"We look at a disease we’re interested in against every chemical we can access," Larson said. "We have so much robotics we can run hundreds of thousands of experiments very quickly in a way that you can’t do with traditional biology."
The advanced automation identifies "hits" or impacts from particular chemical compounds on diseased cells that show promising results. Once identified, the Recursion team can hone in and pursue furthering the results through modifications to the compound.
In the rapidly advancing realm of biotech research and commercialization, Recursion has distinguished itself with a process and approach that's attracted tens of millions in investment dollars.
New York City and Menlo Park, California-based Lux Capital participated in a $60 million round of funding for Recursion last fall. Zavain Dar, a principal with Lux, said a former Stanford graduate school classmate of his put the company on Lux's radar in 2016 and when he looked into it, was "wildly impressed" with Recursion's approach.
"Their process is exceptionally intelligent," Dar said. "It removes human hubris and bias from the equation ... a factor that's plagued pre-clinical drug discovery research for decades now."
Dar noted the company's innovation is entirely new and taking advantage of automation, wet-lab and machine learning advances that have put Recursion years ahead of its competition and "gone well above and beyond what anyone thought was possible." Dar also believes the approach Recursion is developing could lead to compressing the time it takes to identify and bring a new drug to market from a decade-plus into the range of three to five years.
Recursion already has one drug that's earned FDA approval for clinical trials and, according to Larson, is set to accelerate its pace of advancement thanks to the added capacity of the new facility.
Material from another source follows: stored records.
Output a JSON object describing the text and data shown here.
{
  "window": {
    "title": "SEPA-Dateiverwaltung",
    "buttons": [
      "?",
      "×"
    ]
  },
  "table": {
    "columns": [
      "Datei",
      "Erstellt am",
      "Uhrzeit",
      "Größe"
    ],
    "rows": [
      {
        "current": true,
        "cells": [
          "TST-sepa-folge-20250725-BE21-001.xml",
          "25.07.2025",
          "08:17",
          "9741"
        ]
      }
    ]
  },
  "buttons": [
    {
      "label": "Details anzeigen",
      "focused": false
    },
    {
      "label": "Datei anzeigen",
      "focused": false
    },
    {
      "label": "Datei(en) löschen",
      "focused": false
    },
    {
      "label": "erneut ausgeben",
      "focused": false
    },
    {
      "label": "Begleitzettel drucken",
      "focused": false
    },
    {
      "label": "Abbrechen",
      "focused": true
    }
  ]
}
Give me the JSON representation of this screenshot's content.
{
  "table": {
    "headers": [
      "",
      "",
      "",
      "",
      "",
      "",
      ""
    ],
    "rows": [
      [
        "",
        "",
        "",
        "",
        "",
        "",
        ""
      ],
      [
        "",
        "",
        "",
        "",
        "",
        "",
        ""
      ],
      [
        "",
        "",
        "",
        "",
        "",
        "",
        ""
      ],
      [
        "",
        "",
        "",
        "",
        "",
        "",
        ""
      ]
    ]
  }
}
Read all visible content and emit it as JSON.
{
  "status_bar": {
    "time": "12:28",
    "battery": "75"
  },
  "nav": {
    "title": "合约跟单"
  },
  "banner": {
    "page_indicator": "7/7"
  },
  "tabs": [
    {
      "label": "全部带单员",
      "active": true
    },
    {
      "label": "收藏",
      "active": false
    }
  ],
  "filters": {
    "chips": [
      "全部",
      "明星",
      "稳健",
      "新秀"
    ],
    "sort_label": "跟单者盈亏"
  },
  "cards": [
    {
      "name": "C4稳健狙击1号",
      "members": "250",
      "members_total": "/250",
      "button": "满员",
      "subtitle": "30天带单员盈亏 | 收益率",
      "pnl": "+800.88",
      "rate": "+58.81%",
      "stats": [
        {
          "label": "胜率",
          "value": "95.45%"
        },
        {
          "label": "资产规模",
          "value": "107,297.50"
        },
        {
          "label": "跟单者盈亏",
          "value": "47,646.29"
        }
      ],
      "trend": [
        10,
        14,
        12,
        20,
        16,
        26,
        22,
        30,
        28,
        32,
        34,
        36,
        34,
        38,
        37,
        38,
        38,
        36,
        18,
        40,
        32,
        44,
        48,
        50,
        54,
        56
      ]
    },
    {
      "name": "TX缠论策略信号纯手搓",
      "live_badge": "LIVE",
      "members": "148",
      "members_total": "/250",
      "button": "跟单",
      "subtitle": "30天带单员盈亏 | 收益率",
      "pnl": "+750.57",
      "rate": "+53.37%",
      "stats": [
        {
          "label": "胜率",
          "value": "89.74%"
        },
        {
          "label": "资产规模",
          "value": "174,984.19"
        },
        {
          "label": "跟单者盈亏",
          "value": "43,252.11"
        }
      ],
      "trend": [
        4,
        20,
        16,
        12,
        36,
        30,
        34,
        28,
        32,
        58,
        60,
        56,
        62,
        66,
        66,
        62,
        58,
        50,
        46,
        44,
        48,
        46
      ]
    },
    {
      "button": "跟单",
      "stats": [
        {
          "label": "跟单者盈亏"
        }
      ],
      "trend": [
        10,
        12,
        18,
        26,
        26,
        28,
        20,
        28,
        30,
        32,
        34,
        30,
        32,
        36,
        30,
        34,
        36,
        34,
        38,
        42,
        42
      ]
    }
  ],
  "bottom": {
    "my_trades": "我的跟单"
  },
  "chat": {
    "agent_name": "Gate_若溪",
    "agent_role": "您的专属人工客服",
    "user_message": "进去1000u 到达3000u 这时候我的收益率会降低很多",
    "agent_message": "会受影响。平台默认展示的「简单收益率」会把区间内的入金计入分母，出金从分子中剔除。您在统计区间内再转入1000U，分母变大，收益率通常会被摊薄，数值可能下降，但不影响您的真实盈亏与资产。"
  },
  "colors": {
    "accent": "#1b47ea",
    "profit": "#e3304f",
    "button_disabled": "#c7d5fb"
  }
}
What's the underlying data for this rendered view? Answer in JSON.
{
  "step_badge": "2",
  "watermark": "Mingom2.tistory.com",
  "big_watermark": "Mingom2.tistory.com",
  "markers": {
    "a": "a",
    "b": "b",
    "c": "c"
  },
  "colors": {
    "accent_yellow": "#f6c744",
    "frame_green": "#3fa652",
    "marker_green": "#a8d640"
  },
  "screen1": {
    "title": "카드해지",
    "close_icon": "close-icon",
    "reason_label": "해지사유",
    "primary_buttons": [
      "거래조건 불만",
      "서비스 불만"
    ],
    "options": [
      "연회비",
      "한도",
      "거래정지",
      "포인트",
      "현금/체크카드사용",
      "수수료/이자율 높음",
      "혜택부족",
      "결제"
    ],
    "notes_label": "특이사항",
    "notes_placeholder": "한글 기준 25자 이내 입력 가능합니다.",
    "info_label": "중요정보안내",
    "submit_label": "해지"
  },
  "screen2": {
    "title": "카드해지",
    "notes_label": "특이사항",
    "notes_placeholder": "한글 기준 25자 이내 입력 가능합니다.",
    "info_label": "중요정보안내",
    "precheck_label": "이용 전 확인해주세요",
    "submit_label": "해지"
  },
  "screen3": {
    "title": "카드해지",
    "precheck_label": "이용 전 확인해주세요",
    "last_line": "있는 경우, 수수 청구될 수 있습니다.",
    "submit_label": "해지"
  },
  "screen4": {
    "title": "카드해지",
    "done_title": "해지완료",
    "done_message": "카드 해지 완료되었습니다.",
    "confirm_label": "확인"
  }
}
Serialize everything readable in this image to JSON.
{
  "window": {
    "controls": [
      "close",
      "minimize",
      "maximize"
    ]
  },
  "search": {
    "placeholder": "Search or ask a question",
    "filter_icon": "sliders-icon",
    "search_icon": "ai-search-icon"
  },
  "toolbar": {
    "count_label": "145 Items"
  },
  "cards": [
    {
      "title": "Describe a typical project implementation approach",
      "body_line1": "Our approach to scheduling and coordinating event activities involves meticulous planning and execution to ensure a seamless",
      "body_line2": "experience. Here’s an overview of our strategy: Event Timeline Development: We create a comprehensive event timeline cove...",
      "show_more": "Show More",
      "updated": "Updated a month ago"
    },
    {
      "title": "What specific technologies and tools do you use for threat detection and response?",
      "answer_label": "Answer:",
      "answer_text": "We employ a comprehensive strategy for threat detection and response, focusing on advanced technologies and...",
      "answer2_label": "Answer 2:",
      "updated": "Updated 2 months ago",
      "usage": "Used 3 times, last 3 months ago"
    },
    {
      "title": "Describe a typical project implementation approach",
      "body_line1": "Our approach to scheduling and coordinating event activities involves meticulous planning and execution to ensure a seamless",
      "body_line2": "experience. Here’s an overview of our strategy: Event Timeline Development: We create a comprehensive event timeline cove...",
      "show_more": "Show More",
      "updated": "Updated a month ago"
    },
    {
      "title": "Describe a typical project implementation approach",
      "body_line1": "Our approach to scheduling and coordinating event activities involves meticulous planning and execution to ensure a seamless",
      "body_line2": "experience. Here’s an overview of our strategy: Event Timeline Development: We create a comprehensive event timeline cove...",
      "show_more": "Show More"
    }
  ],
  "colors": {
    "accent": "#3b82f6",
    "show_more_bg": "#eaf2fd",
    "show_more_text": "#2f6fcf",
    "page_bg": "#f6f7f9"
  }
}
The company is in a hiring cycle and looking to build its current ranks of about 100 employees to a staff of 300. It's also geared up to triple its research-processing volume, which was edging past 100,000 cellular experiments a week in the Research Park location. Now, with the additional lab space, Recursion could be hitting 300,000 experiments per week and there's still room for growth.
The new Gateway location is not only providing Recursion with much-needed physical space to grow its work volume, but the company believes the space will also provide a powerful enticement in its efforts to recruit new talent.
The company opted to keep one vestige of the old sporting goods tenant, a three-story climbing wall, and has added additional perks as well. Those include an in-house chef that prepares free, healthy gourmet lunches for the staff each day, and a variety of spaces like a yoga room and lounge that provide for decompression opportunities amid the rigors of scientific discovery, according to the company.
Ahead of a Friday grand opening for the new Recursion space, Jenny Cushing, vice president of leasing for Gateway owner Vestar, said the research company's transformation of a well-known former retail space fits in with the goal of cultivating new options at Gateway for tech companies interested in downtown Salt Lake City.
“We are excited to add Recursion Pharmaceuticals, a pioneer in transforming pharmaceutical discovery and development, to The Gateway this week,” said Cushing. “The Gateway has positioned itself as the urban extension of 'Silicon Slopes' by creating unique tech spaces that offer downtown amenities that help attract a solid workforce - entertainment, restaurants, residential, retail and mass transit with both TRAX and FrontRunner stops.
"We have new spaces coming online for the tech sector with large, open floor plans of more than 50,000 square feet of contiguous space and anticipate announcing new co-working spaces opening soon.”
Correction: An earlier version of this story incorrectly identified the person through whom Zavain Dar first heard about Recursion Pharmaceuticals. It was via a friend in the Stanford computer science graduate program, not the Stanford Business School.